Provide only the number of lines in the data below that contain the string "three".
*** ENTRIES PROVIDED ***
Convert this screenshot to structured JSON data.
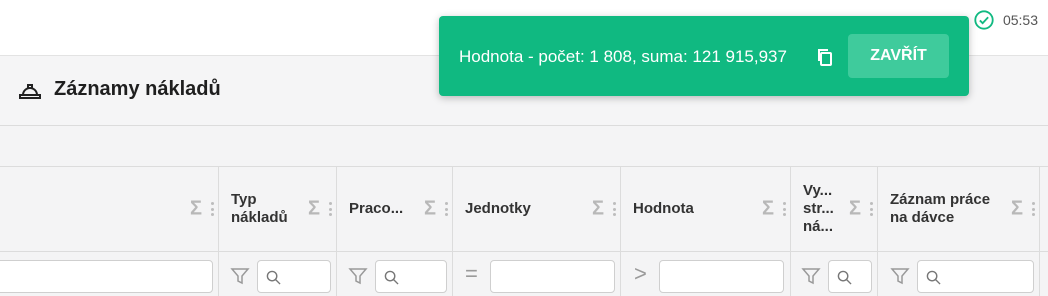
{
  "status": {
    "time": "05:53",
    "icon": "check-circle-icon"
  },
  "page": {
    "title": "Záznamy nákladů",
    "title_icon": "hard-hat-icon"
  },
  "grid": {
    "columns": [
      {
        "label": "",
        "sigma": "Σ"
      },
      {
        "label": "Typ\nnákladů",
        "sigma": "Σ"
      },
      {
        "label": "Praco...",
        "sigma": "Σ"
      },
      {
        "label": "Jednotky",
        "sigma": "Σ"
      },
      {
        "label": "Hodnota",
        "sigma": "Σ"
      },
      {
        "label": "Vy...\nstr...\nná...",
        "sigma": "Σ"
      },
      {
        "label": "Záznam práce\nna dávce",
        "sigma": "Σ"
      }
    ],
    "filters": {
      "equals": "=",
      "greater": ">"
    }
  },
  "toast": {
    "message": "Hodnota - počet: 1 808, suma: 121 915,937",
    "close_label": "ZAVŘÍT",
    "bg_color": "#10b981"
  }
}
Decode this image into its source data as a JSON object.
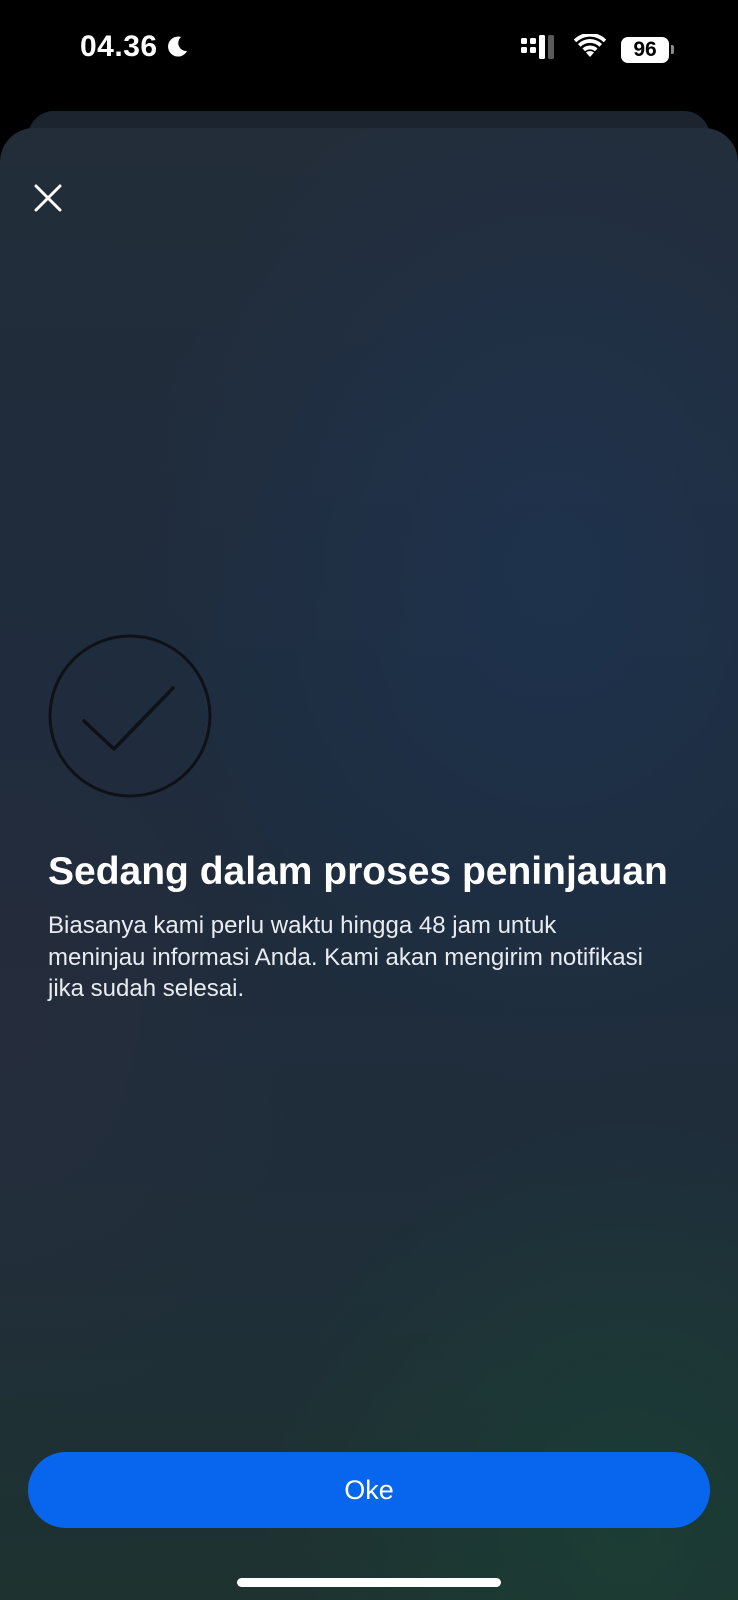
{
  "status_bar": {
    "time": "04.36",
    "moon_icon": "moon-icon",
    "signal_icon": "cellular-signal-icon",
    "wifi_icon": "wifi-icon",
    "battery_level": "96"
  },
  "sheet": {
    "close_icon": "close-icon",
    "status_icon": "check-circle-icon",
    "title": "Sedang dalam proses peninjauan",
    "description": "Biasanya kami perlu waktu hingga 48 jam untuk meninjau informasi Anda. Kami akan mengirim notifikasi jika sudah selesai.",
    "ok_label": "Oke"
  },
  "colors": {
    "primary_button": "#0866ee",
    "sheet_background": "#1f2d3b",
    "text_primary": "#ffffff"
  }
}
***
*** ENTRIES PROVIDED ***
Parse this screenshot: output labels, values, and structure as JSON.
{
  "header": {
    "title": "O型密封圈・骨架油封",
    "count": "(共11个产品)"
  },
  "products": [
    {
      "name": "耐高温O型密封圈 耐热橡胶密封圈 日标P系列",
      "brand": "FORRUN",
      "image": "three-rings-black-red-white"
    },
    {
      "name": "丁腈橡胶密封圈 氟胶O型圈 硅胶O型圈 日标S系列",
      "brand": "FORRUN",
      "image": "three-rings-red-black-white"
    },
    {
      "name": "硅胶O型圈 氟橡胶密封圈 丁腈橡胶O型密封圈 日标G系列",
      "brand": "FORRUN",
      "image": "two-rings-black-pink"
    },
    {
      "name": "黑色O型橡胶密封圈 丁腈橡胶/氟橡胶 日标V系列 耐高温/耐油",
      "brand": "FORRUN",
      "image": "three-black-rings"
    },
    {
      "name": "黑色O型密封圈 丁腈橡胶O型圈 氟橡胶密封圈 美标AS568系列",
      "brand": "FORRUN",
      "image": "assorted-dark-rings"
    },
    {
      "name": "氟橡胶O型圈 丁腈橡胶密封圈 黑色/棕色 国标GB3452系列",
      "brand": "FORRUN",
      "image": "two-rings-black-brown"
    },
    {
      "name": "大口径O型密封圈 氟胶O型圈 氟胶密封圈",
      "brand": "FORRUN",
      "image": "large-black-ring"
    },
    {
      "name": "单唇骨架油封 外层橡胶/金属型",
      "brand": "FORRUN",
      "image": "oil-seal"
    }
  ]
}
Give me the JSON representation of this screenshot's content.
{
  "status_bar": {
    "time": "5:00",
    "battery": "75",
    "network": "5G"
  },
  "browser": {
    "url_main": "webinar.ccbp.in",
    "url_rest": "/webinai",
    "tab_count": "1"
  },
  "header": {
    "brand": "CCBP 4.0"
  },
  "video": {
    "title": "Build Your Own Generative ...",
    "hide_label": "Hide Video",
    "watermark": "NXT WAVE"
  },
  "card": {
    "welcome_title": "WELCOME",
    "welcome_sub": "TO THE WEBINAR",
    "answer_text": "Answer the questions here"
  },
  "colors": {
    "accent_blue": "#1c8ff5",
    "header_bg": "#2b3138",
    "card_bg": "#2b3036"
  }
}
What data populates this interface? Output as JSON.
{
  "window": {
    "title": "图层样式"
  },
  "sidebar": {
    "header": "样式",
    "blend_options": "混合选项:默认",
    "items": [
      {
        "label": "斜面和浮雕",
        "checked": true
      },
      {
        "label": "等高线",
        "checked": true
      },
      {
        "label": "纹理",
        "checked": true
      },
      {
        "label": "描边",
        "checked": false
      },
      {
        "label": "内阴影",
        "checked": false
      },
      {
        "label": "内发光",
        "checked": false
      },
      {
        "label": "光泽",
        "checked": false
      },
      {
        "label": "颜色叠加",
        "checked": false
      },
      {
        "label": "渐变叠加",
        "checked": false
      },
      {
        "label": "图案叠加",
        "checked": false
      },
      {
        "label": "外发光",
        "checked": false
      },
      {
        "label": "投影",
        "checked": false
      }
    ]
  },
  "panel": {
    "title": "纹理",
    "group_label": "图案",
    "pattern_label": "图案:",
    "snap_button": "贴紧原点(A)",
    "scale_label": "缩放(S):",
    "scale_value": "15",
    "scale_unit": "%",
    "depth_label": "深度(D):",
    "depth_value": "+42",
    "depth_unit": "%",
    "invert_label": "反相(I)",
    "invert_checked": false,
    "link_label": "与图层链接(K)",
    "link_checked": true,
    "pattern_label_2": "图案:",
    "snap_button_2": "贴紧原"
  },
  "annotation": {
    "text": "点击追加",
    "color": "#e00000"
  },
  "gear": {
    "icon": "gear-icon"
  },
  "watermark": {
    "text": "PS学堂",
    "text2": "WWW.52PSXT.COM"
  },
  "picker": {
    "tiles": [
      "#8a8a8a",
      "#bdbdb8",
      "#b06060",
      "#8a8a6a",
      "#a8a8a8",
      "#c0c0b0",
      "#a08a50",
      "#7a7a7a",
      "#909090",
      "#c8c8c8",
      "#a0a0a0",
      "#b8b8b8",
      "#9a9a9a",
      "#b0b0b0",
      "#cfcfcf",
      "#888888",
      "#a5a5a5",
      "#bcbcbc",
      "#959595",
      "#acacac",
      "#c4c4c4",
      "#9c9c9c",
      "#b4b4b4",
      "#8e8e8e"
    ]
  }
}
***
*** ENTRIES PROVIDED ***
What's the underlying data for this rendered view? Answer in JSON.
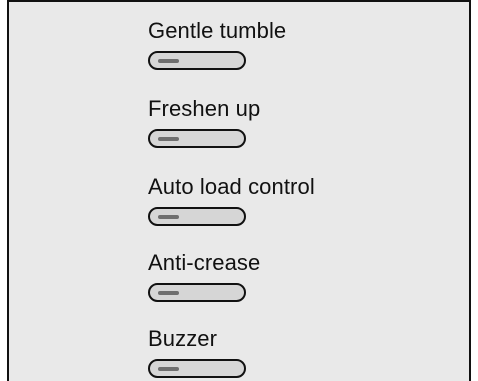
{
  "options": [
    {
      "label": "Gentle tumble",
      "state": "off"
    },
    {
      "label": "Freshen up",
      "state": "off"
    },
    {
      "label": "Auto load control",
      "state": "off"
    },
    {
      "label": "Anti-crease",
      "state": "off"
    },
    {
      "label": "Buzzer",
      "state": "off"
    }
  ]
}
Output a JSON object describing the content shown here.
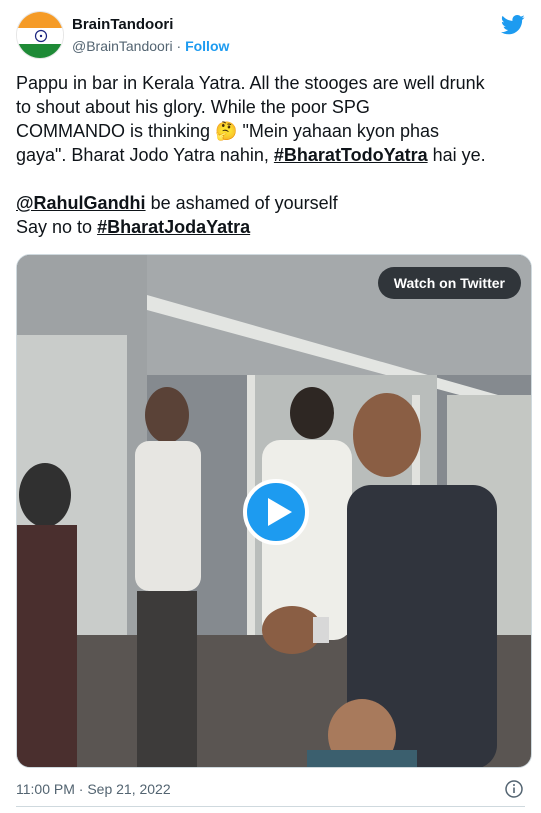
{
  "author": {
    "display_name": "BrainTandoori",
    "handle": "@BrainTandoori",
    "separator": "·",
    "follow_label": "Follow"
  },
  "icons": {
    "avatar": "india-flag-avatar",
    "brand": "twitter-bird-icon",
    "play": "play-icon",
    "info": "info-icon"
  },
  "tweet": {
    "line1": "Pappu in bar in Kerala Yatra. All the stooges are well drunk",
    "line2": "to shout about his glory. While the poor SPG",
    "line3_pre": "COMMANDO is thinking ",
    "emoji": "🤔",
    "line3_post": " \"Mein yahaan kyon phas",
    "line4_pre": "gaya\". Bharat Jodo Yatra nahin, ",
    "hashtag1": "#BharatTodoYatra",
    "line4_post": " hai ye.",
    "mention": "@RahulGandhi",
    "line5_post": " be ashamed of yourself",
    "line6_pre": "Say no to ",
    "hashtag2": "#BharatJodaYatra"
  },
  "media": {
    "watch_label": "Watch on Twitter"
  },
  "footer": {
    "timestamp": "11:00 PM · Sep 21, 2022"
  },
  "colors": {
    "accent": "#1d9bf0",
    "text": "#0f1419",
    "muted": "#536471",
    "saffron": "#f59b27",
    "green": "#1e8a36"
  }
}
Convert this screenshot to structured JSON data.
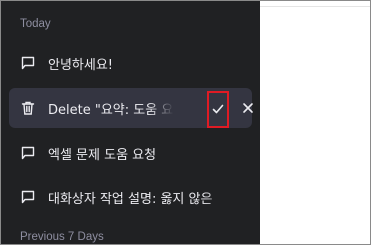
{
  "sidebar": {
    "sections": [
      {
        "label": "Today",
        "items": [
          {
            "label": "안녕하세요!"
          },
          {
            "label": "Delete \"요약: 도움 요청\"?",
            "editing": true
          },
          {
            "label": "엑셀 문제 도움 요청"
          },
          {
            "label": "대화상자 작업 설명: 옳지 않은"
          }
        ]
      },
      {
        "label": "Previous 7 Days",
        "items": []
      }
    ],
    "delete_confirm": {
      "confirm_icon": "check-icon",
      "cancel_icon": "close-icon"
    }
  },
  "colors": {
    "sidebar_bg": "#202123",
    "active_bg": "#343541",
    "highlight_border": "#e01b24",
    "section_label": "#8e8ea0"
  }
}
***
TASK SOLUTION:
3